  • Enable Guests - This is where you can enable a Guest  and have the Virtual Networks and whether or not it'll be a Control Plane Node or Border Node for that Guest. 
  • View Info - Gives you information on the underlying device type. 


Next I'm going to go to the Host Onboarding tab. 

One this page, we can see what fabric devices will be associated with the onboarding method we're defining, IP address the device will received, and which virtual network they'll be assocated with. 


Since I previously created an address pool, I'm going to double click it and associate it with my SecurityDemoLAN virtual network and state that it's for Data, not Voice.

You can also add SSIDs, statically configure ports for groups, voice, and a host of other tasks. 

Under the Advanced tab, you can create your mutlicast pool and select a rendezvous point in the fabric. 


So take a step back for a moment and think about this: We just breezed through the provisioning of a network, it's services, the network devices, the fabric, created VRFs, microsegmentation through TrustSec policy, and pushed it all out to the devices in a matter of minutes. I'm pretty sure on my best day with all the caffeine in the world, I couldn't configure this stuff fast enough and as error-free as someone using this tool. Just think about that for a moment. So going back to what I said about being impressed by this, can you see why I think this is cool? 
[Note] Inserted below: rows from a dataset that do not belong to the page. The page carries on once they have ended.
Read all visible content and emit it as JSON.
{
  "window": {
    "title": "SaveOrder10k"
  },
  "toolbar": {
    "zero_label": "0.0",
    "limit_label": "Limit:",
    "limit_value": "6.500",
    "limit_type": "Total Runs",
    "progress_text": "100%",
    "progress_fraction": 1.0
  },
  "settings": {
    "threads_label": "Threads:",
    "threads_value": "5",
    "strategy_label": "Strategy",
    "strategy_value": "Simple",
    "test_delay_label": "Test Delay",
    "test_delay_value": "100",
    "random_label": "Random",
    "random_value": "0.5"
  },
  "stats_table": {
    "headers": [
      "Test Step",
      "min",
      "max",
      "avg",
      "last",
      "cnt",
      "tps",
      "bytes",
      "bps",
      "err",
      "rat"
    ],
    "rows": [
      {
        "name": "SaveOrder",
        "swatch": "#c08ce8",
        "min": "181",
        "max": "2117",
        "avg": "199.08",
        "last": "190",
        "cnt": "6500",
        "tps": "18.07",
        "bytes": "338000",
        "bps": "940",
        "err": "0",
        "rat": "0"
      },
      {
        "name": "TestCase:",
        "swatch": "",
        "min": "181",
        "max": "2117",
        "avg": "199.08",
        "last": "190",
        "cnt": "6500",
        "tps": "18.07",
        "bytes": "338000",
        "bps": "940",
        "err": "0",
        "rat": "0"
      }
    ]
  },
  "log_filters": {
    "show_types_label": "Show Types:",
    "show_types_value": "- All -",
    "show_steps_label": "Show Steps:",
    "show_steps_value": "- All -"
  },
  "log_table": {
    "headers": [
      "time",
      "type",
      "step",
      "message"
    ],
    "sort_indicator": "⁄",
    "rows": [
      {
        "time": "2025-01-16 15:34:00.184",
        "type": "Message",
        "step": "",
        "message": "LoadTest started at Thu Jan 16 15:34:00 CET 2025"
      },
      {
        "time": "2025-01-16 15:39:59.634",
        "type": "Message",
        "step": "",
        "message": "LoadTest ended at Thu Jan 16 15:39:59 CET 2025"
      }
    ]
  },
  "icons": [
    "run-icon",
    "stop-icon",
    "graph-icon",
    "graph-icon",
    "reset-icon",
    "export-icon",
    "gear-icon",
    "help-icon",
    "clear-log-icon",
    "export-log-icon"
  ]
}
Of course, there's a lot more great aspects of DNA and I'm probably going to create some blog posts on them once I can actually get my hands on it and lab it up but I wanted to share this with you all so far. 


Network Tools

Now that we've taken a look through the three pillars of creating fabrics, sites and policy within DNA Center (Design, Policy, and Provision), let's go back to the main dashboard to take a look through some of the various network tools. If you're familiar with APIC-EM, some of these may seem familar. 




This is how we can configure DNA Center to automatically discover the various network devices in your network. Here you can check CDP or a range of IP addresses. 

You can add CLI and SNMP credentials for this discovery job:

Under Advanced, you can choose SSH and/or Telnet and in which order to try first.


Here is an example of a completed Discovery job:


Device Inventory

This is where you get a nice run down of your devices in DNA Center as well as the option to add a device, do a bulk import or conduct a filtered search.



This is where you can view the current topology, adjust it or mark changes on your own. It's all drag and drop and color customizations are available.

You can drag up the Device Inventory from the bottom of the screen:

There's an option to change the layout of what is show for Device Inventory on the right-hand side. 

If you click on a specific device in the Inventory, you get information about the IOS version, MAC address, type of device, inteface status, etc.

Hiding the Device Inventory, if you click on Legend on the top right corner, you can see the device legend or the topology.

You can save the topology by clicking on the disk icon next to the Legend. 

If you click on the three dots next to the disk icon, you will show the topology tools where you can filter layers, colors, etc. 


Image Management

This is where you can import a device image:

Once a golden image or image is added that you want to deploy, you would go back to the Provision menu and select the device. From the drop-down, choose Update OS Image

Next you will chose the image to upgrade to. Unfortunately, this demo doesn't have any images to update to but you can see how easy it is to just push out images on the fly when needed. 



With that, I'm going to end this post as this is all I have access to at the moment to play around with. I wanted everyone to see some of the cool things we can do with DNA Center including making ISE and TrustSec policies easy to push out as well as turning your campus network into a fabric that operates as a single switch. I'm sure I'll add more on the topic as I get my grubby little hands on more stuff to play with and build my own lab on this.